══ Data records
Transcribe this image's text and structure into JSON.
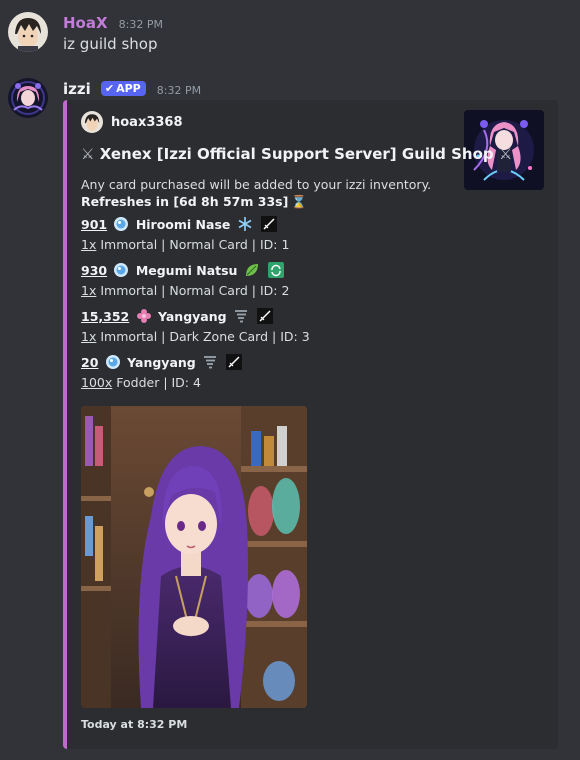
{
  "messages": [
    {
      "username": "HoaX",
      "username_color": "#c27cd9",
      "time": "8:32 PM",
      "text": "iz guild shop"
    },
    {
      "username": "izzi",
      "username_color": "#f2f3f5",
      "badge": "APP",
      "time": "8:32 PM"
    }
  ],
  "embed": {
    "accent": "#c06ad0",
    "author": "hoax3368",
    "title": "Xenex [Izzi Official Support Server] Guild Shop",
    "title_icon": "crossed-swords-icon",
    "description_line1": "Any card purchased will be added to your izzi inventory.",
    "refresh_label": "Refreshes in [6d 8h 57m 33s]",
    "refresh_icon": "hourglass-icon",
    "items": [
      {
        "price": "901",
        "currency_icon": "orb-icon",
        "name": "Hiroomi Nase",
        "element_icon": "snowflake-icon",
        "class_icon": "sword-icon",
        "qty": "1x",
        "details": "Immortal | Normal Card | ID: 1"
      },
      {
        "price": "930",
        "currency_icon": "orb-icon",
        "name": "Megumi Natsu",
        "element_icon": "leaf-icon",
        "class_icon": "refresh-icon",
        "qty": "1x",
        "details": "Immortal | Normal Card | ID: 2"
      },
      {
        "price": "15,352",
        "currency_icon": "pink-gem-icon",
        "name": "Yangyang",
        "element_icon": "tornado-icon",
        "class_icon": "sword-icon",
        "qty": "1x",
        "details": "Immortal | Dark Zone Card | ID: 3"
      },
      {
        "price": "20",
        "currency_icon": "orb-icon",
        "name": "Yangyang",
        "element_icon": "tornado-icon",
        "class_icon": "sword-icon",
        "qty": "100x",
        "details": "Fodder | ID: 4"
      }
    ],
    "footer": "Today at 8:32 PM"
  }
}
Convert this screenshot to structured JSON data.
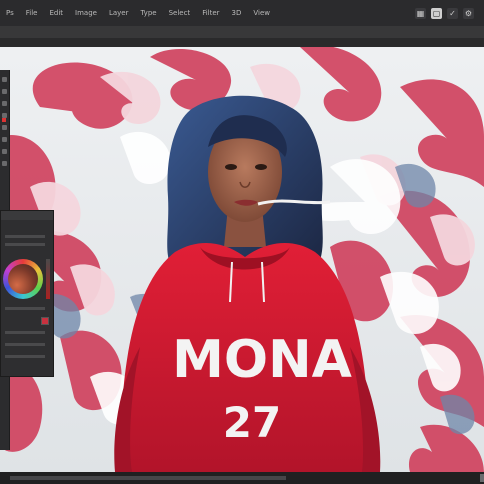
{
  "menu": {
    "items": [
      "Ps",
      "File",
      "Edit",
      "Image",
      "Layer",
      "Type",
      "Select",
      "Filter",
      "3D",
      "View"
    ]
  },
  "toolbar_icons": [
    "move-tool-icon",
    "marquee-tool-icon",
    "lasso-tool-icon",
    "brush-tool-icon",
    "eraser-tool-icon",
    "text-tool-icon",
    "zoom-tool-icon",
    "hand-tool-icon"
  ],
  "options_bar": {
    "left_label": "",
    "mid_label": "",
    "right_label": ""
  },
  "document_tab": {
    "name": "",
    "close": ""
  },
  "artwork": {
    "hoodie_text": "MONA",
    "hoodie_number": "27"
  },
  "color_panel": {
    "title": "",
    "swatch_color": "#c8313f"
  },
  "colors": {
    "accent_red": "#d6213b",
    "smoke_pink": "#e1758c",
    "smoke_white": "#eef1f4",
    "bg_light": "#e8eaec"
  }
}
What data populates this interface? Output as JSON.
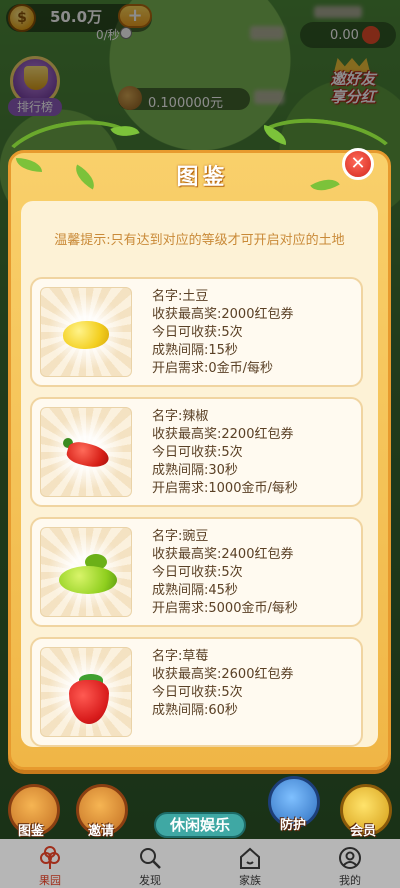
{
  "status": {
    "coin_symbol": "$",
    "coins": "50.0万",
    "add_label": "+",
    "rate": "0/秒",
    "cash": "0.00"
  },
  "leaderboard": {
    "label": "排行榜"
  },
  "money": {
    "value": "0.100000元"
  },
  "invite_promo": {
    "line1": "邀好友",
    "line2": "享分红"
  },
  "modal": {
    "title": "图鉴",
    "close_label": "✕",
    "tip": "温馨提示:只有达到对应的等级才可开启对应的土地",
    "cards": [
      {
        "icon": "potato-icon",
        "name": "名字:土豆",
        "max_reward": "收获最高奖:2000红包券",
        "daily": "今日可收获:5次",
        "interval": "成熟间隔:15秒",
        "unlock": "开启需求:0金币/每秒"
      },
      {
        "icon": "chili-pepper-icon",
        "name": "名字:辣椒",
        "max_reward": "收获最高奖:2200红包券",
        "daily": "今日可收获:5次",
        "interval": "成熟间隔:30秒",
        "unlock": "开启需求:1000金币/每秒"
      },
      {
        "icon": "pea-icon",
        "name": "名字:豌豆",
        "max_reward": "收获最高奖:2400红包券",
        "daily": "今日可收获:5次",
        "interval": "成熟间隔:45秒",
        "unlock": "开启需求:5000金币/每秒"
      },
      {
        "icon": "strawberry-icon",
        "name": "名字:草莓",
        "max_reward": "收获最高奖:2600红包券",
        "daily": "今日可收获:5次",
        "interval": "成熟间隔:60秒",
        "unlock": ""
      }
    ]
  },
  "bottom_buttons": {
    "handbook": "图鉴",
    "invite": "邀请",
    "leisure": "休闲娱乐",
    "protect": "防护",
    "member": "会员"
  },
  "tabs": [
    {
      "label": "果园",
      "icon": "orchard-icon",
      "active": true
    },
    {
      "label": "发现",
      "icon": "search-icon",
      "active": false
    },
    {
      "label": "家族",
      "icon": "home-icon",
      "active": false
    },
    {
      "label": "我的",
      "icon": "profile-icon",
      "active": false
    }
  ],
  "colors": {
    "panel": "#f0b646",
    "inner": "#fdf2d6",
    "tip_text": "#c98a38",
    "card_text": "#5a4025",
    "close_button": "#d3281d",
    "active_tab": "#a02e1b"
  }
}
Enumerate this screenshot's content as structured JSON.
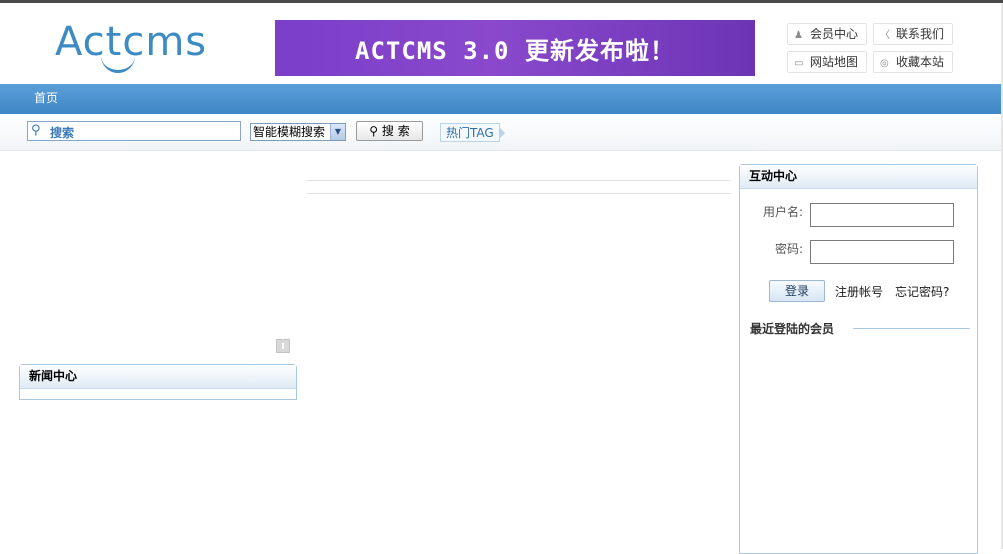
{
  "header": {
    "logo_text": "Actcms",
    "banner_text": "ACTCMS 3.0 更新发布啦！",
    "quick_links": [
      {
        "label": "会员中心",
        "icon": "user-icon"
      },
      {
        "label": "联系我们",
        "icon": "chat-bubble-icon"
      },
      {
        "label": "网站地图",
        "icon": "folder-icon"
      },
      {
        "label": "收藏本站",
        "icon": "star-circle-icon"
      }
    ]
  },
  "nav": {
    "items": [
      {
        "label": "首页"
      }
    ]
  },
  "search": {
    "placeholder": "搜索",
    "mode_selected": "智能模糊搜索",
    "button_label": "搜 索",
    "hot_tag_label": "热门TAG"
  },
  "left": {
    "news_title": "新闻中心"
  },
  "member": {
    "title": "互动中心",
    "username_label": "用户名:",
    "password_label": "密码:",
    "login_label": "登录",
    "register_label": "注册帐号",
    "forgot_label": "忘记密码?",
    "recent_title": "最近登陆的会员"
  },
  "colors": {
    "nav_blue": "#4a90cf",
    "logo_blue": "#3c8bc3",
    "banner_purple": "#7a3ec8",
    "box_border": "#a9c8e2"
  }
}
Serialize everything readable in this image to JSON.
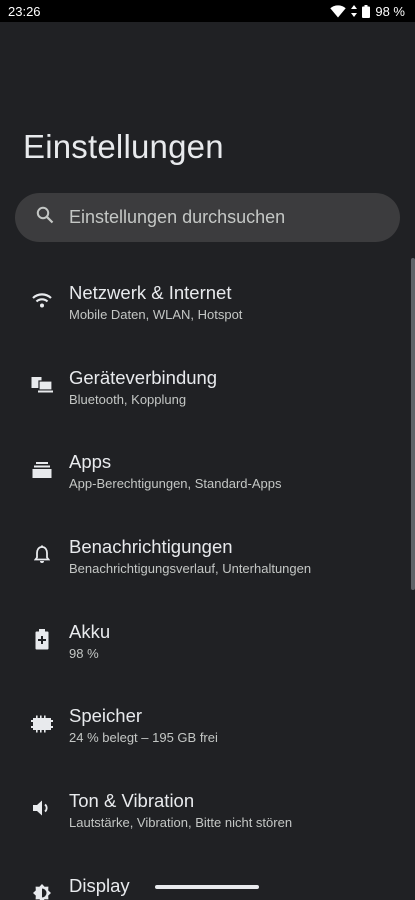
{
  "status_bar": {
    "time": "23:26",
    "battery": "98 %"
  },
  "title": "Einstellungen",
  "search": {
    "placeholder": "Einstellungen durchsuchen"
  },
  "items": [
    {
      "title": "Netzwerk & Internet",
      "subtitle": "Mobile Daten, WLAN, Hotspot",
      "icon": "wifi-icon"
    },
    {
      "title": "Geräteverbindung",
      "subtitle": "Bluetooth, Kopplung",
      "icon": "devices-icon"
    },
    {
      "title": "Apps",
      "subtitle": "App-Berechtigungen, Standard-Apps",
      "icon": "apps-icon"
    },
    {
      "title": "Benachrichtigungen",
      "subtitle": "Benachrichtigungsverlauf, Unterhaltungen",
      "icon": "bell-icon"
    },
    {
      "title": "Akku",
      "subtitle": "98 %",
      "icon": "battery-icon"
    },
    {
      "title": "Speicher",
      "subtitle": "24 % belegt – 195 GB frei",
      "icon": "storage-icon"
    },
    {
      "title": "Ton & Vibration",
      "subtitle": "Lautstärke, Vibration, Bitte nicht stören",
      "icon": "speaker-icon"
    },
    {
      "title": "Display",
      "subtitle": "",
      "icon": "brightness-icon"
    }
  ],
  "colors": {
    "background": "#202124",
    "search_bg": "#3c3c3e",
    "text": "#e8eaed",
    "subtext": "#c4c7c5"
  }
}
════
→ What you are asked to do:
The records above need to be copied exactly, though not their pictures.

→ Answer:
Transcribe this image's text and structure into JSON.
{
  "messages": [
    {
      "username": "HoaX",
      "username_color": "#c27cd9",
      "time": "8:32 PM",
      "text": "iz guild shop"
    },
    {
      "username": "izzi",
      "username_color": "#f2f3f5",
      "badge": "APP",
      "time": "8:32 PM"
    }
  ],
  "embed": {
    "accent": "#c06ad0",
    "author": "hoax3368",
    "title": "Xenex [Izzi Official Support Server] Guild Shop",
    "title_icon": "crossed-swords-icon",
    "description_line1": "Any card purchased will be added to your izzi inventory.",
    "refresh_label": "Refreshes in [6d 8h 57m 33s]",
    "refresh_icon": "hourglass-icon",
    "items": [
      {
        "price": "901",
        "currency_icon": "orb-icon",
        "name": "Hiroomi Nase",
        "element_icon": "snowflake-icon",
        "class_icon": "sword-icon",
        "qty": "1x",
        "details": "Immortal | Normal Card | ID: 1"
      },
      {
        "price": "930",
        "currency_icon": "orb-icon",
        "name": "Megumi Natsu",
        "element_icon": "leaf-icon",
        "class_icon": "refresh-icon",
        "qty": "1x",
        "details": "Immortal | Normal Card | ID: 2"
      },
      {
        "price": "15,352",
        "currency_icon": "pink-gem-icon",
        "name": "Yangyang",
        "element_icon": "tornado-icon",
        "class_icon": "sword-icon",
        "qty": "1x",
        "details": "Immortal | Dark Zone Card | ID: 3"
      },
      {
        "price": "20",
        "currency_icon": "orb-icon",
        "name": "Yangyang",
        "element_icon": "tornado-icon",
        "class_icon": "sword-icon",
        "qty": "100x",
        "details": "Fodder | ID: 4"
      }
    ],
    "footer": "Today at 8:32 PM"
  }
}
Convert this screenshot to structured JSON data.
{
  "menu": {
    "items": [
      "Ps",
      "File",
      "Edit",
      "Image",
      "Layer",
      "Type",
      "Select",
      "Filter",
      "3D",
      "View"
    ]
  },
  "toolbar_icons": [
    "move-tool-icon",
    "marquee-tool-icon",
    "lasso-tool-icon",
    "brush-tool-icon",
    "eraser-tool-icon",
    "text-tool-icon",
    "zoom-tool-icon",
    "hand-tool-icon"
  ],
  "options_bar": {
    "left_label": "",
    "mid_label": "",
    "right_label": ""
  },
  "document_tab": {
    "name": "",
    "close": ""
  },
  "artwork": {
    "hoodie_text": "MONA",
    "hoodie_number": "27"
  },
  "color_panel": {
    "title": "",
    "swatch_color": "#c8313f"
  },
  "colors": {
    "accent_red": "#d6213b",
    "smoke_pink": "#e1758c",
    "smoke_white": "#eef1f4",
    "bg_light": "#e8eaec"
  }
}
What data populates this interface? Output as JSON.
{
  "status": {
    "coin_symbol": "$",
    "coins": "50.0万",
    "add_label": "+",
    "rate": "0/秒",
    "cash": "0.00"
  },
  "leaderboard": {
    "label": "排行榜"
  },
  "money": {
    "value": "0.100000元"
  },
  "invite_promo": {
    "line1": "邀好友",
    "line2": "享分红"
  },
  "modal": {
    "title": "图鉴",
    "close_label": "✕",
    "tip": "温馨提示:只有达到对应的等级才可开启对应的土地",
    "cards": [
      {
        "icon": "potato-icon",
        "name": "名字:土豆",
        "max_reward": "收获最高奖:2000红包券",
        "daily": "今日可收获:5次",
        "interval": "成熟间隔:15秒",
        "unlock": "开启需求:0金币/每秒"
      },
      {
        "icon": "chili-pepper-icon",
        "name": "名字:辣椒",
        "max_reward": "收获最高奖:2200红包券",
        "daily": "今日可收获:5次",
        "interval": "成熟间隔:30秒",
        "unlock": "开启需求:1000金币/每秒"
      },
      {
        "icon": "pea-icon",
        "name": "名字:豌豆",
        "max_reward": "收获最高奖:2400红包券",
        "daily": "今日可收获:5次",
        "interval": "成熟间隔:45秒",
        "unlock": "开启需求:5000金币/每秒"
      },
      {
        "icon": "strawberry-icon",
        "name": "名字:草莓",
        "max_reward": "收获最高奖:2600红包券",
        "daily": "今日可收获:5次",
        "interval": "成熟间隔:60秒",
        "unlock": ""
      }
    ]
  },
  "bottom_buttons": {
    "handbook": "图鉴",
    "invite": "邀请",
    "leisure": "休闲娱乐",
    "protect": "防护",
    "member": "会员"
  },
  "tabs": [
    {
      "label": "果园",
      "icon": "orchard-icon",
      "active": true
    },
    {
      "label": "发现",
      "icon": "search-icon",
      "active": false
    },
    {
      "label": "家族",
      "icon": "home-icon",
      "active": false
    },
    {
      "label": "我的",
      "icon": "profile-icon",
      "active": false
    }
  ],
  "colors": {
    "panel": "#f0b646",
    "inner": "#fdf2d6",
    "tip_text": "#c98a38",
    "card_text": "#5a4025",
    "close_button": "#d3281d",
    "active_tab": "#a02e1b"
  }
}
Enumerate this screenshot's content as structured JSON.
{
  "header": {
    "logo_text": "Actcms",
    "banner_text": "ACTCMS 3.0 更新发布啦！",
    "quick_links": [
      {
        "label": "会员中心",
        "icon": "user-icon"
      },
      {
        "label": "联系我们",
        "icon": "chat-bubble-icon"
      },
      {
        "label": "网站地图",
        "icon": "folder-icon"
      },
      {
        "label": "收藏本站",
        "icon": "star-circle-icon"
      }
    ]
  },
  "nav": {
    "items": [
      {
        "label": "首页"
      }
    ]
  },
  "search": {
    "placeholder": "搜索",
    "mode_selected": "智能模糊搜索",
    "button_label": "搜 索",
    "hot_tag_label": "热门TAG"
  },
  "left": {
    "news_title": "新闻中心"
  },
  "member": {
    "title": "互动中心",
    "username_label": "用户名:",
    "password_label": "密码:",
    "login_label": "登录",
    "register_label": "注册帐号",
    "forgot_label": "忘记密码?",
    "recent_title": "最近登陆的会员"
  },
  "colors": {
    "nav_blue": "#4a90cf",
    "logo_blue": "#3c8bc3",
    "banner_purple": "#7a3ec8",
    "box_border": "#a9c8e2"
  }
}
Serialize everything readable in this image to JSON.
{
  "status_bar": {
    "time": "23:26",
    "battery": "98 %"
  },
  "title": "Einstellungen",
  "search": {
    "placeholder": "Einstellungen durchsuchen"
  },
  "items": [
    {
      "title": "Netzwerk & Internet",
      "subtitle": "Mobile Daten, WLAN, Hotspot",
      "icon": "wifi-icon"
    },
    {
      "title": "Geräteverbindung",
      "subtitle": "Bluetooth, Kopplung",
      "icon": "devices-icon"
    },
    {
      "title": "Apps",
      "subtitle": "App-Berechtigungen, Standard-Apps",
      "icon": "apps-icon"
    },
    {
      "title": "Benachrichtigungen",
      "subtitle": "Benachrichtigungsverlauf, Unterhaltungen",
      "icon": "bell-icon"
    },
    {
      "title": "Akku",
      "subtitle": "98 %",
      "icon": "battery-icon"
    },
    {
      "title": "Speicher",
      "subtitle": "24 % belegt – 195 GB frei",
      "icon": "storage-icon"
    },
    {
      "title": "Ton & Vibration",
      "subtitle": "Lautstärke, Vibration, Bitte nicht stören",
      "icon": "speaker-icon"
    },
    {
      "title": "Display",
      "subtitle": "",
      "icon": "brightness-icon"
    }
  ],
  "colors": {
    "background": "#202124",
    "search_bg": "#3c3c3e",
    "text": "#e8eaed",
    "subtext": "#c4c7c5"
  }
}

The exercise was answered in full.